“There is no recognizable difference between the city of Chicago under Rahm and the city of Chicago under Lori,” Tara Stamps, a Chicago Public Schools teacher on leave with the district and working with the teachers union, said.
“I still see the same potholes I saw two years ago; I still see the unsolved crime rate that I saw two years ago; I still see the shuttered houses and shuttered apartments and the shuttered storefronts up and down Chicago Avenue I saw two years ago.”
Lightfoot’s administration has come under fire from activists who have called on the mayor to do more to live up to her campaign promises even leading up to the first major test, the 2019 teachers’ strike.
“City officials don’t understand the relationships we have with kids, that we are literally doing all of this for them,” said Diana Morales, an SEIU Local 73 member during the 2019 strike. “It’s not fair to kids not to have nurses, librarians, counselors. We owe them the best, and this isn’t the best.”
Additionally, and possibly the most unforeseen obstacle to the first two years of Lightfoot’s administration was the COVID-19 pandemic, which not only struck the city but the country and the world.
The pandemic also happens to be one of the issues where Lightfoot hangs her hat on accomplishments, pointing to the return to normalcy this coming summer with the return of Lollapalooza and other summer festivals as the city begins reopening.
“All of those indicators are trending in the right direction. And that’s very good news,” Lightfoot said. “And I hope that later this week, we’re going to get down to under 200 cases a day for the first time, since last fall, all moving in the right direction.”

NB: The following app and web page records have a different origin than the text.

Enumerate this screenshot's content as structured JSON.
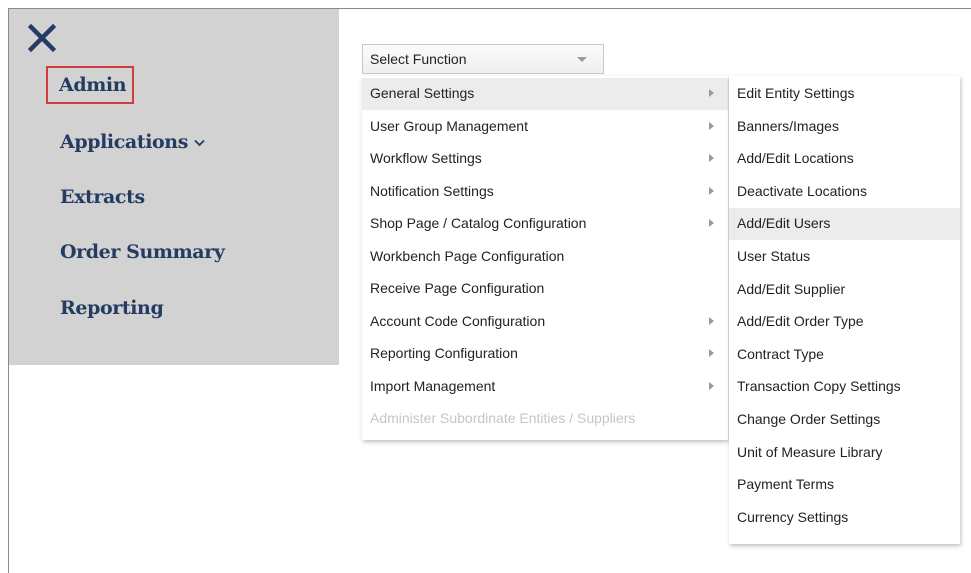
{
  "sidebar": {
    "close_icon": "close-icon",
    "items": [
      {
        "label": "Admin",
        "selected": true
      },
      {
        "label": "Applications",
        "has_dropdown": true
      },
      {
        "label": "Extracts"
      },
      {
        "label": "Order Summary"
      },
      {
        "label": "Reporting"
      }
    ]
  },
  "function_select": {
    "value": "Select Function",
    "icon": "chevron-down-icon"
  },
  "main_menu": [
    {
      "label": "General Settings",
      "has_submenu": true,
      "active": true
    },
    {
      "label": "User Group Management",
      "has_submenu": true
    },
    {
      "label": "Workflow Settings",
      "has_submenu": true
    },
    {
      "label": "Notification Settings",
      "has_submenu": true
    },
    {
      "label": "Shop Page / Catalog Configuration",
      "has_submenu": true
    },
    {
      "label": "Workbench Page Configuration",
      "has_submenu": false
    },
    {
      "label": "Receive Page Configuration",
      "has_submenu": false
    },
    {
      "label": "Account Code Configuration",
      "has_submenu": true
    },
    {
      "label": "Reporting Configuration",
      "has_submenu": true
    },
    {
      "label": "Import Management",
      "has_submenu": true
    },
    {
      "label": "Administer Subordinate Entities / Suppliers",
      "disabled": true
    }
  ],
  "submenu": [
    {
      "label": "Edit Entity Settings"
    },
    {
      "label": "Banners/Images"
    },
    {
      "label": "Add/Edit Locations"
    },
    {
      "label": "Deactivate Locations"
    },
    {
      "label": "Add/Edit Users",
      "active": true
    },
    {
      "label": "User Status"
    },
    {
      "label": "Add/Edit Supplier"
    },
    {
      "label": "Add/Edit Order Type"
    },
    {
      "label": "Contract Type"
    },
    {
      "label": "Transaction Copy Settings"
    },
    {
      "label": "Change Order Settings"
    },
    {
      "label": "Unit of Measure Library"
    },
    {
      "label": "Payment Terms"
    },
    {
      "label": "Currency Settings"
    }
  ],
  "colors": {
    "sidebar_bg": "#d2d2d2",
    "nav_text": "#243b62",
    "highlight_border": "#d23b3b",
    "menu_hover": "#ececec",
    "disabled_text": "#c6c6c6"
  }
}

With the topic of the COVID-19 pandemic seeming to release its grip on our everyday lives, the issue of police reform is once again taking center stage for many in the Black community where a distrust of the department has festered for decades.
More than eight months ago, Mayor Lightfoot promised to introduce a plan for oversight of the police after dropping her support for the original plan put forth on the topic by activists, citing it would limit her ability to keep the city safe. Lightfoot recently introduced her plan, which many who have been fighting for reforms have criticized.

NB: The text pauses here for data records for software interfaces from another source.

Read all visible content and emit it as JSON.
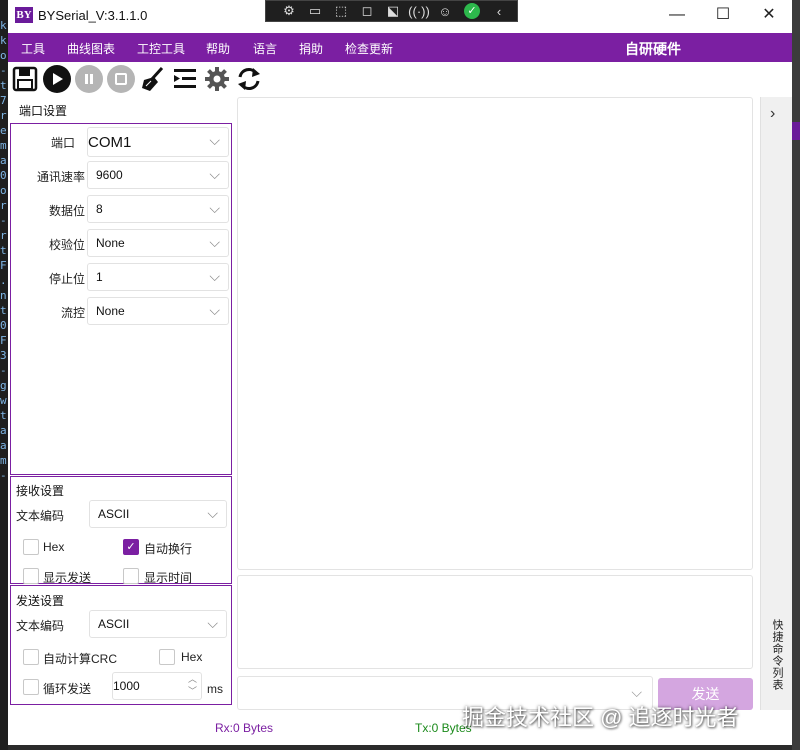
{
  "background_code_chars": [
    "k",
    "k",
    "o",
    "-",
    "t",
    "7",
    "r",
    "e",
    "m",
    "a",
    "0",
    "o",
    "r",
    "-",
    "r",
    "t",
    "F",
    ".",
    "n",
    "t",
    "0",
    "F",
    "3",
    "-",
    "g",
    "w",
    "t",
    "a",
    "a",
    "m",
    "-"
  ],
  "window": {
    "title": "BYSerial_V:3.1.1.0",
    "logo_text": "BY"
  },
  "overlay_toolbar": {
    "icons": [
      "settings-frame-icon",
      "record-icon",
      "cursor-icon",
      "frame-icon",
      "select-icon",
      "wifi-icon",
      "accessibility-icon",
      "check-icon",
      "chevron-left-icon"
    ]
  },
  "window_controls": {
    "minimize": "—",
    "maximize": "☐",
    "close": "✕"
  },
  "menu": {
    "items": [
      "工具",
      "曲线图表",
      "工控工具",
      "帮助",
      "语言",
      "捐助",
      "检查更新"
    ],
    "brand": "自研硬件"
  },
  "toolbar": {
    "icons": [
      "save-icon",
      "play-icon",
      "pause-icon",
      "stop-icon",
      "clear-icon",
      "list-icon",
      "gear-icon",
      "refresh-icon"
    ]
  },
  "port_settings": {
    "title": "端口设置",
    "fields": [
      {
        "label": "端口",
        "value": "COM1"
      },
      {
        "label": "通讯速率",
        "value": "9600"
      },
      {
        "label": "数据位",
        "value": "8"
      },
      {
        "label": "校验位",
        "value": "None"
      },
      {
        "label": "停止位",
        "value": "1"
      },
      {
        "label": "流控",
        "value": "None"
      }
    ]
  },
  "receive_settings": {
    "title": "接收设置",
    "encoding_label": "文本编码",
    "encoding_value": "ASCII",
    "checkboxes": [
      {
        "label": "Hex",
        "checked": false
      },
      {
        "label": "自动换行",
        "checked": true
      },
      {
        "label": "显示发送",
        "checked": false
      },
      {
        "label": "显示时间",
        "checked": false
      }
    ]
  },
  "send_settings": {
    "title": "发送设置",
    "encoding_label": "文本编码",
    "encoding_value": "ASCII",
    "crc_label": "自动计算CRC",
    "hex_label": "Hex",
    "loop_label": "循环发送",
    "interval_value": "1000",
    "interval_unit": "ms"
  },
  "send_button": "发送",
  "side_panel": {
    "label": "快捷命令列表",
    "arrow": "›"
  },
  "status": {
    "rx": "Rx:0 Bytes",
    "tx": "Tx:0 Bytes"
  },
  "watermark": "掘金技术社区 @ 追逐时光者",
  "colors": {
    "accent": "#7b1fa2",
    "send_button": "#d4a6e0",
    "rx_text": "#7b1fa2",
    "tx_text": "#1b8a1b"
  }
}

The ordinance proposed would create a seven-member board which would have no citizenship requirement to assess performance of and set goals for the Superintendent, Chief Administrator, and Police Board President; interview, assess the qualifications of, and recommend to the mayor candidates having appropriate qualifications for the positions of Superintendent, Chief Administrator, and Police Board member; introduce and adopt a resolution of no confidence on the fitness of the Superintendent, Chief Administrator, or a Police Board member to hold their position.
Additionally, the city has finally passed a reformed foot pursuit policy for the police. The new policy would prohibit foot pursuits for minor traffic violations and not allow officers to separate from their partners during pursuits.
The policy was renewed in the spotlight following the shooting death in March of 13-year-old Adam Toledo and protests that broke out throughout the city following the child’s death and after a 2017 investigation by the Justice Department that called the CPD foot pursuits “inherently dangerous and present substantial risks to both officers and the public.”
Though much of the first two years were taken by an unprecedented worldwide pandemic, the return of the city’s opening left the mayor with two more years to fulfill her campaign promises of bringing city-wide equity in Black communities and long overdue reform to the police department.
“None of us expected to have a pandemic to contend with for such a long stretch of my first term, but there is still great work that my administration and our City Council is doing that will change our city for generations as we emerge from COVID,” Lightfoot said in a statement. “I’m optimistic that Chicago will reopen stronger and more equitable.”